What is expected »
Records follow. Select each line holding "Output".

Extracted data »

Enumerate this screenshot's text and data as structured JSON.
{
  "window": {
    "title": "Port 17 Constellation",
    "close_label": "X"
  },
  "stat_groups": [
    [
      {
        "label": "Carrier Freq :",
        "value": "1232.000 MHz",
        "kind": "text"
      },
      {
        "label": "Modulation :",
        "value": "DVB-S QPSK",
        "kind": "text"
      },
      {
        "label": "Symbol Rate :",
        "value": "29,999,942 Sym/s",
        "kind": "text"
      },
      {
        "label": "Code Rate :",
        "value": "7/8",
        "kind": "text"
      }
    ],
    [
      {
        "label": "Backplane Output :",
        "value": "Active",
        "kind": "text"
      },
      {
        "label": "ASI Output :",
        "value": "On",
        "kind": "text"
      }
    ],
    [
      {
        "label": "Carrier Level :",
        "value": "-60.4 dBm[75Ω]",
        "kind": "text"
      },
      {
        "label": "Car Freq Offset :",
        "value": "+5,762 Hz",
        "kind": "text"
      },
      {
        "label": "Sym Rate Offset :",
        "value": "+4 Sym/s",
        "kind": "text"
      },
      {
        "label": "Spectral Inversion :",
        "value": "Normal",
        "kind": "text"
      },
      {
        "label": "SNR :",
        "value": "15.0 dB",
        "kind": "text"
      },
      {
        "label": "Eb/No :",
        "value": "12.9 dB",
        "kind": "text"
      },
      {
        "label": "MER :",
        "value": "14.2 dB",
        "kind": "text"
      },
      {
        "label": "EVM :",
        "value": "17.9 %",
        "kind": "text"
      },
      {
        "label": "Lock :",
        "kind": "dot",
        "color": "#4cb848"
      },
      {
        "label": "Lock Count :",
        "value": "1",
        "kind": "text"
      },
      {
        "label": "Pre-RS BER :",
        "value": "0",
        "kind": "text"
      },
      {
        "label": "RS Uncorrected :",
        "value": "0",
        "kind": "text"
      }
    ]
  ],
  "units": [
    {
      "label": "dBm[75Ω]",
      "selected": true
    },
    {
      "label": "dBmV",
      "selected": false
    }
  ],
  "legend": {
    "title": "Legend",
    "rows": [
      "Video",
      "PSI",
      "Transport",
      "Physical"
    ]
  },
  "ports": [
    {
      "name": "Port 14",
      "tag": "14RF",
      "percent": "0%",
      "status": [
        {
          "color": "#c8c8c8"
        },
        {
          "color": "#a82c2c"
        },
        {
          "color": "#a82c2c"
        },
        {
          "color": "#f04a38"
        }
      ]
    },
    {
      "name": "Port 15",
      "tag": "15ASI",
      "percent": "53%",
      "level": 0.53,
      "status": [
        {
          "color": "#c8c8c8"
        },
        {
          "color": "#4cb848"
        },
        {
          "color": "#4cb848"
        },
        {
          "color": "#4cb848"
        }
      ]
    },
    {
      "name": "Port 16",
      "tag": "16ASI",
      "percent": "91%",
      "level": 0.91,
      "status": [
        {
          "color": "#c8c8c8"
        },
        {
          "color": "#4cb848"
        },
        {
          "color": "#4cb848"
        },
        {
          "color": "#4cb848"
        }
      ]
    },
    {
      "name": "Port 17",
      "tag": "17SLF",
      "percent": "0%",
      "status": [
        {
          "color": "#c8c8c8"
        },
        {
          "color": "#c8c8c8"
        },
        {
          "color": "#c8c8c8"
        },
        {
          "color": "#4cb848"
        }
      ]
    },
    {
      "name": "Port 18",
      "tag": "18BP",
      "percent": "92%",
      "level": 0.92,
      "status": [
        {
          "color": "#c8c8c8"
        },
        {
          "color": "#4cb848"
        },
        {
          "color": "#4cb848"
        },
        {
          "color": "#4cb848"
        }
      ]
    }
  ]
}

Response area »
        "label": "Backplane Output :",
        "label": "ASI Output :",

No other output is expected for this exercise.